DATA TO EXAMINE below:
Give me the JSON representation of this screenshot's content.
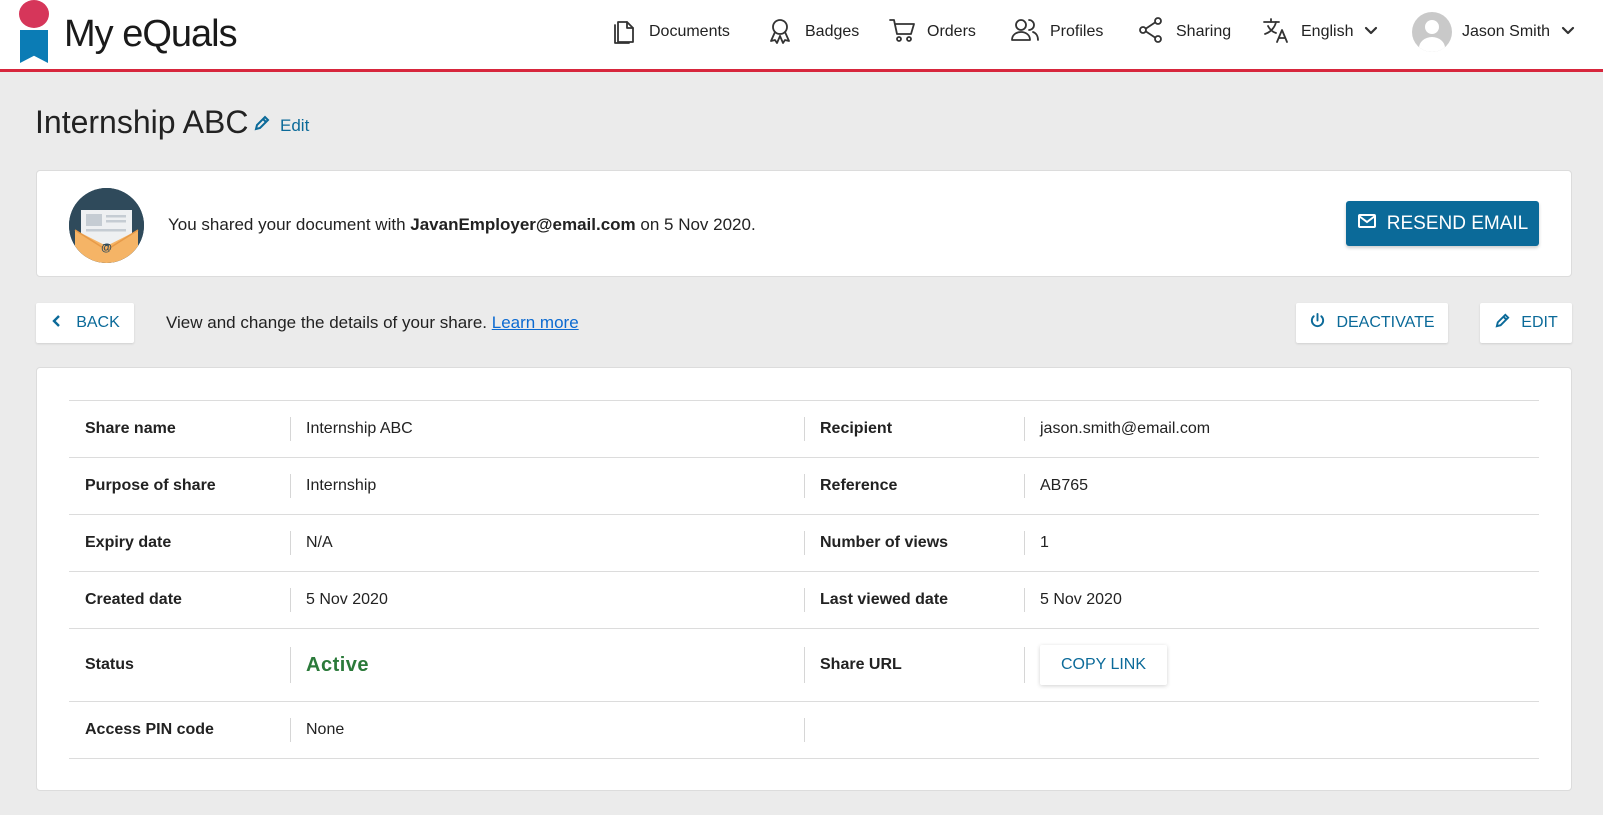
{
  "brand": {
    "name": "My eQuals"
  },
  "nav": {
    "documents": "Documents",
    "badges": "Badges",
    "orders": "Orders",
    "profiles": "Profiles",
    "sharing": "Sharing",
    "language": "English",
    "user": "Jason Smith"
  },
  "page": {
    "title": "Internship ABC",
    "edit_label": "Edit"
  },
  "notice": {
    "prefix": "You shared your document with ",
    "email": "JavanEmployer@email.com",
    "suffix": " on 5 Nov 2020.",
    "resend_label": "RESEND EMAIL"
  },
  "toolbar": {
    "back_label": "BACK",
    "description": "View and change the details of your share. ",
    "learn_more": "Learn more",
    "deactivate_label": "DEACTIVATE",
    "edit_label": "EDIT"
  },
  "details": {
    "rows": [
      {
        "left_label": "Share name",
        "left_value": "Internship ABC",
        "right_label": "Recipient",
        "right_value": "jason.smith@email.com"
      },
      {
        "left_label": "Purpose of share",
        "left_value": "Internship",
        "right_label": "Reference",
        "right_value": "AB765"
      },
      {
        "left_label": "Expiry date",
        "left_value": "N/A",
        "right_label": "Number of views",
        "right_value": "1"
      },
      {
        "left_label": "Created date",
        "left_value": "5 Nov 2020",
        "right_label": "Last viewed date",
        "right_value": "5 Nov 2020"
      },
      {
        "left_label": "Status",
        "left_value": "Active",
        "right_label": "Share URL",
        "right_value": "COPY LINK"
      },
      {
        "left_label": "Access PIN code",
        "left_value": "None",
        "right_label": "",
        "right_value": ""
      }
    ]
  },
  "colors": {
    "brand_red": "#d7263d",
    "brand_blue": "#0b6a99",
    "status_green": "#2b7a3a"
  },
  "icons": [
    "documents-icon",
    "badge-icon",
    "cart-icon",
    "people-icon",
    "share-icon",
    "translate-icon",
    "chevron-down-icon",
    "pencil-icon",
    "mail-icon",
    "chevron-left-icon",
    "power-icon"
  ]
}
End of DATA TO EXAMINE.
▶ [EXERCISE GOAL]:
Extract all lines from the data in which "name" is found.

▶ [ANSWER TO THIS EXERCISE]:
    "name": "My eQuals"
        "left_label": "Share name",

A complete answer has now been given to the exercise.